(Goal of the exercise):
What lines in the data hold the string "body"? Show them.

(Record extracts):
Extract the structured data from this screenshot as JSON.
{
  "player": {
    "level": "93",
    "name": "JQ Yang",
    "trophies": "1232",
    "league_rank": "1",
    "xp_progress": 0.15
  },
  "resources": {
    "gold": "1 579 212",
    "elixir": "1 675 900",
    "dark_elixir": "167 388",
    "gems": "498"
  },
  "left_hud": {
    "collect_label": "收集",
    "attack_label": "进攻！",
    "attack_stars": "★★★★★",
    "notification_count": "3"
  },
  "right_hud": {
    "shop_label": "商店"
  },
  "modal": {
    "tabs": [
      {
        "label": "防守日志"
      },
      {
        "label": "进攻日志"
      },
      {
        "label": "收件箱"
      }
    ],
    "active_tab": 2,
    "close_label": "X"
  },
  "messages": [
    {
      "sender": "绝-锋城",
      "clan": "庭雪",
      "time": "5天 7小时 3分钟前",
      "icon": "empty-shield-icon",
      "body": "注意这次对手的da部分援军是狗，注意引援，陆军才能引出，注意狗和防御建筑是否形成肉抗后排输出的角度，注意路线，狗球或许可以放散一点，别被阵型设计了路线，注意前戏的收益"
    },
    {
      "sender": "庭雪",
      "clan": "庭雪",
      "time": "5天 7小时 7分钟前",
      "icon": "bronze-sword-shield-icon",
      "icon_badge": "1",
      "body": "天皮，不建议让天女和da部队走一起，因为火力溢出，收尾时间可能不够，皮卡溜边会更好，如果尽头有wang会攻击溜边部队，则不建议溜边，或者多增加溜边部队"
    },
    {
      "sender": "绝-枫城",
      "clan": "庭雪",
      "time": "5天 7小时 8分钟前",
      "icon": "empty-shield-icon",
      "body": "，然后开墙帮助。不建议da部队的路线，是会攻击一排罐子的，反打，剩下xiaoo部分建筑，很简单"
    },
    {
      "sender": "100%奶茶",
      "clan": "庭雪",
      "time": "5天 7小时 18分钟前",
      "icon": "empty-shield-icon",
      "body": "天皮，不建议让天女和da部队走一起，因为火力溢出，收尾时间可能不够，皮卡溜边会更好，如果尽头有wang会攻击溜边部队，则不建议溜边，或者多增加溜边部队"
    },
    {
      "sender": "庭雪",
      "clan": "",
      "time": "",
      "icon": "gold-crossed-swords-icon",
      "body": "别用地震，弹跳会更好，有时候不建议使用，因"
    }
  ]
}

(Response to the exercise):
      "body": "注意这次对手的da部分援军是狗，注意引援，陆军才能引出，注意狗和防御建筑是否形成肉抗后排输出的角度，注意路线，狗球或许可以放散一点，别被阵型设计了路线，注意前戏的收益"
      "body": "天皮，不建议让天女和da部队走一起，因为火力溢出，收尾时间可能不够，皮卡溜边会更好，如果尽头有wang会攻击溜边部队，则不建议溜边，或者多增加溜边部队"
      "body": "，然后开墙帮助。不建议da部队的路线，是会攻击一排罐子的，反打，剩下xiaoo部分建筑，很简单"
      "body": "天皮，不建议让天女和da部队走一起，因为火力溢出，收尾时间可能不够，皮卡溜边会更好，如果尽头有wang会攻击溜边部队，则不建议溜边，或者多增加溜边部队"
      "body": "别用地震，弹跳会更好，有时候不建议使用，因"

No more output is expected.